Stored items from a collection
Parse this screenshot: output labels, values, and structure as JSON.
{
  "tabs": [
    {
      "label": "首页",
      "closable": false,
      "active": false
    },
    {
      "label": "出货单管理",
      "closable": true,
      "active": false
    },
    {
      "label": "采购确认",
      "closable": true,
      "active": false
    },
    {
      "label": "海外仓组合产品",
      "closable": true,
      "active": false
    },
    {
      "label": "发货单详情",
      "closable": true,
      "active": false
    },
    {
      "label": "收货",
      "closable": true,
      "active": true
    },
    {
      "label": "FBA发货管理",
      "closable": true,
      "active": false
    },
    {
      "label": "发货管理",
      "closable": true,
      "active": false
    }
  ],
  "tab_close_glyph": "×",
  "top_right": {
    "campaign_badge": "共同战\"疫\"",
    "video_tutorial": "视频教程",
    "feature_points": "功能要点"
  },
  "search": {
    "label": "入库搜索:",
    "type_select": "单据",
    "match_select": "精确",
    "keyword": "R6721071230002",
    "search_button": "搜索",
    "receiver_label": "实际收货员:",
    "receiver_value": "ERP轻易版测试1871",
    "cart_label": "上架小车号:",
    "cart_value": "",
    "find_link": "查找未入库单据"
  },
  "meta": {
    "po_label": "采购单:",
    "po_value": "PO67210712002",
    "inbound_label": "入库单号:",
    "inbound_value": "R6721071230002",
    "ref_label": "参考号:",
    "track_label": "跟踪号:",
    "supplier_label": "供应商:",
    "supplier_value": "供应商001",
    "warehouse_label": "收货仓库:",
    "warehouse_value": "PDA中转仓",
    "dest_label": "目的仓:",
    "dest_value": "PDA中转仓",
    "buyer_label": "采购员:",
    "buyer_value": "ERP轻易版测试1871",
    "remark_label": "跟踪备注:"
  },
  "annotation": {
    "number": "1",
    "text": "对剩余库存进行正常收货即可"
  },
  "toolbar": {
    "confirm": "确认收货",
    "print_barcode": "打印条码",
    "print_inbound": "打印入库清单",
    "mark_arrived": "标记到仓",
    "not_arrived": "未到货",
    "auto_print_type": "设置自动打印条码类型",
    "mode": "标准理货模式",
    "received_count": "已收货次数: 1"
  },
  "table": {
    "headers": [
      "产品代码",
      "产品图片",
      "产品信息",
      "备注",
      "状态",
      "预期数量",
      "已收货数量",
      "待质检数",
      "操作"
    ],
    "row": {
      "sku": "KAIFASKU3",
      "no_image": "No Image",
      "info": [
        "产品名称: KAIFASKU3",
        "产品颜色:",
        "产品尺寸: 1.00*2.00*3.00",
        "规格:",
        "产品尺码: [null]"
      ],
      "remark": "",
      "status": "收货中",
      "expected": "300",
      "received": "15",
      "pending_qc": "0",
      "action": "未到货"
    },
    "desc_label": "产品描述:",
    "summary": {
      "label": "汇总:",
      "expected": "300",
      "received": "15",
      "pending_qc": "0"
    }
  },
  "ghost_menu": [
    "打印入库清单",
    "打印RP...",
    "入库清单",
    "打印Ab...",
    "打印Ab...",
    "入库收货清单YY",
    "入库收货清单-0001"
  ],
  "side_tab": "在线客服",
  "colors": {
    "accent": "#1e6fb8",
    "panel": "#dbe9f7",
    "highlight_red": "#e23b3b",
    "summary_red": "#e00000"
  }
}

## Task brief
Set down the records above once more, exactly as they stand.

## Final answer
Parse this screenshot: output labels, values, and structure as JSON.
{
  "tabs": [
    {
      "label": "首页",
      "closable": false,
      "active": false
    },
    {
      "label": "出货单管理",
      "closable": true,
      "active": false
    },
    {
      "label": "采购确认",
      "closable": true,
      "active": false
    },
    {
      "label": "海外仓组合产品",
      "closable": true,
      "active": false
    },
    {
      "label": "发货单详情",
      "closable": true,
      "active": false
    },
    {
      "label": "收货",
      "closable": true,
      "active": true
    },
    {
      "label": "FBA发货管理",
      "closable": true,
      "active": false
    },
    {
      "label": "发货管理",
      "closable": true,
      "active": false
    }
  ],
  "tab_close_glyph": "×",
  "top_right": {
    "campaign_badge": "共同战\"疫\"",
    "video_tutorial": "视频教程",
    "feature_points": "功能要点"
  },
  "search": {
    "label": "入库搜索:",
    "type_select": "单据",
    "match_select": "精确",
    "keyword": "R6721071230002",
    "search_button": "搜索",
    "receiver_label": "实际收货员:",
    "receiver_value": "ERP轻易版测试1871",
    "cart_label": "上架小车号:",
    "cart_value": "",
    "find_link": "查找未入库单据"
  },
  "meta": {
    "po_label": "采购单:",
    "po_value": "PO67210712002",
    "inbound_label": "入库单号:",
    "inbound_value": "R6721071230002",
    "ref_label": "参考号:",
    "track_label": "跟踪号:",
    "supplier_label": "供应商:",
    "supplier_value": "供应商001",
    "warehouse_label": "收货仓库:",
    "warehouse_value": "PDA中转仓",
    "dest_label": "目的仓:",
    "dest_value": "PDA中转仓",
    "buyer_label": "采购员:",
    "buyer_value": "ERP轻易版测试1871",
    "remark_label": "跟踪备注:"
  },
  "annotation": {
    "number": "1",
    "text": "对剩余库存进行正常收货即可"
  },
  "toolbar": {
    "confirm": "确认收货",
    "print_barcode": "打印条码",
    "print_inbound": "打印入库清单",
    "mark_arrived": "标记到仓",
    "not_arrived": "未到货",
    "auto_print_type": "设置自动打印条码类型",
    "mode": "标准理货模式",
    "received_count": "已收货次数: 1"
  },
  "table": {
    "headers": [
      "产品代码",
      "产品图片",
      "产品信息",
      "备注",
      "状态",
      "预期数量",
      "已收货数量",
      "待质检数",
      "操作"
    ],
    "row": {
      "sku": "KAIFASKU3",
      "no_image": "No Image",
      "info": [
        "产品名称: KAIFASKU3",
        "产品颜色:",
        "产品尺寸: 1.00*2.00*3.00",
        "规格:",
        "产品尺码: [null]"
      ],
      "remark": "",
      "status": "收货中",
      "expected": "300",
      "received": "15",
      "pending_qc": "0",
      "action": "未到货"
    },
    "desc_label": "产品描述:",
    "summary": {
      "label": "汇总:",
      "expected": "300",
      "received": "15",
      "pending_qc": "0"
    }
  },
  "ghost_menu": [
    "打印入库清单",
    "打印RP...",
    "入库清单",
    "打印Ab...",
    "打印Ab...",
    "入库收货清单YY",
    "入库收货清单-0001"
  ],
  "side_tab": "在线客服",
  "colors": {
    "accent": "#1e6fb8",
    "panel": "#dbe9f7",
    "highlight_red": "#e23b3b",
    "summary_red": "#e00000"
  }
}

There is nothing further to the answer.